Items from a dataset:

************

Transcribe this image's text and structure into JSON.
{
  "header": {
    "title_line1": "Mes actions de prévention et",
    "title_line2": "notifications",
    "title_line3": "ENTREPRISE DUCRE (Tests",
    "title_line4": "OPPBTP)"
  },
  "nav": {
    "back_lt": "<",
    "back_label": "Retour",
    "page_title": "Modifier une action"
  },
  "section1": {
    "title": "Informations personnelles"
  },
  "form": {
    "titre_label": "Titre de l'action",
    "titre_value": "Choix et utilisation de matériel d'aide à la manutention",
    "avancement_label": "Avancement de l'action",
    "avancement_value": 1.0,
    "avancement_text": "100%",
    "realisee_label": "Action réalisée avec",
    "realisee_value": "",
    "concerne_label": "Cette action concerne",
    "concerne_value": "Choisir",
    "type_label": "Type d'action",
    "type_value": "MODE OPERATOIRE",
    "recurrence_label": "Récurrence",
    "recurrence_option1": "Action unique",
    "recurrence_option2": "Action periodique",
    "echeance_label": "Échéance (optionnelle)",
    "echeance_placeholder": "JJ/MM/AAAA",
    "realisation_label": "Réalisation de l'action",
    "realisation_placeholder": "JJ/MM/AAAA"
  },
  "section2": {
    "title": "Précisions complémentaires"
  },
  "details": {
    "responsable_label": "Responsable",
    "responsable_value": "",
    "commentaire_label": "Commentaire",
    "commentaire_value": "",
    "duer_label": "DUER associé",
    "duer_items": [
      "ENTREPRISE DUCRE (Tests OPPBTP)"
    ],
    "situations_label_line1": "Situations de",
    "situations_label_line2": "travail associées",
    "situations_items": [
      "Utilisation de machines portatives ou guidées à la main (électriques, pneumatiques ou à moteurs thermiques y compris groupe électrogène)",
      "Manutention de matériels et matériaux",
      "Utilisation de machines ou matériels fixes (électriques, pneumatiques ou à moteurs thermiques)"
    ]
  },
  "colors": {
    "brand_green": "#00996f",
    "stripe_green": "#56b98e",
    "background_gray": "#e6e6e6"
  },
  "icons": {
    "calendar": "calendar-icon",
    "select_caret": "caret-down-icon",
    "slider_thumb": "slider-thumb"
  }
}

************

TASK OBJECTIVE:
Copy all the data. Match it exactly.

ANSWER SPACE:
Transcribe this image's text and structure into JSON.
{
  "header": {
    "title_line1": "Mes actions de prévention et",
    "title_line2": "notifications",
    "title_line3": "ENTREPRISE DUCRE (Tests",
    "title_line4": "OPPBTP)"
  },
  "nav": {
    "back_lt": "<",
    "back_label": "Retour",
    "page_title": "Modifier une action"
  },
  "section1": {
    "title": "Informations personnelles"
  },
  "form": {
    "titre_label": "Titre de l'action",
    "titre_value": "Choix et utilisation de matériel d'aide à la manutention",
    "avancement_label": "Avancement de l'action",
    "avancement_value": 1.0,
    "avancement_text": "100%",
    "realisee_label": "Action réalisée avec",
    "realisee_value": "",
    "concerne_label": "Cette action concerne",
    "concerne_value": "Choisir",
    "type_label": "Type d'action",
    "type_value": "MODE OPERATOIRE",
    "recurrence_label": "Récurrence",
    "recurrence_option1": "Action unique",
    "recurrence_option2": "Action periodique",
    "echeance_label": "Échéance (optionnelle)",
    "echeance_placeholder": "JJ/MM/AAAA",
    "realisation_label": "Réalisation de l'action",
    "realisation_placeholder": "JJ/MM/AAAA"
  },
  "section2": {
    "title": "Précisions complémentaires"
  },
  "details": {
    "responsable_label": "Responsable",
    "responsable_value": "",
    "commentaire_label": "Commentaire",
    "commentaire_value": "",
    "duer_label": "DUER associé",
    "duer_items": [
      "ENTREPRISE DUCRE (Tests OPPBTP)"
    ],
    "situations_label_line1": "Situations de",
    "situations_label_line2": "travail associées",
    "situations_items": [
      "Utilisation de machines portatives ou guidées à la main (électriques, pneumatiques ou à moteurs thermiques y compris groupe électrogène)",
      "Manutention de matériels et matériaux",
      "Utilisation de machines ou matériels fixes (électriques, pneumatiques ou à moteurs thermiques)"
    ]
  },
  "colors": {
    "brand_green": "#00996f",
    "stripe_green": "#56b98e",
    "background_gray": "#e6e6e6"
  },
  "icons": {
    "calendar": "calendar-icon",
    "select_caret": "caret-down-icon",
    "slider_thumb": "slider-thumb"
  }
}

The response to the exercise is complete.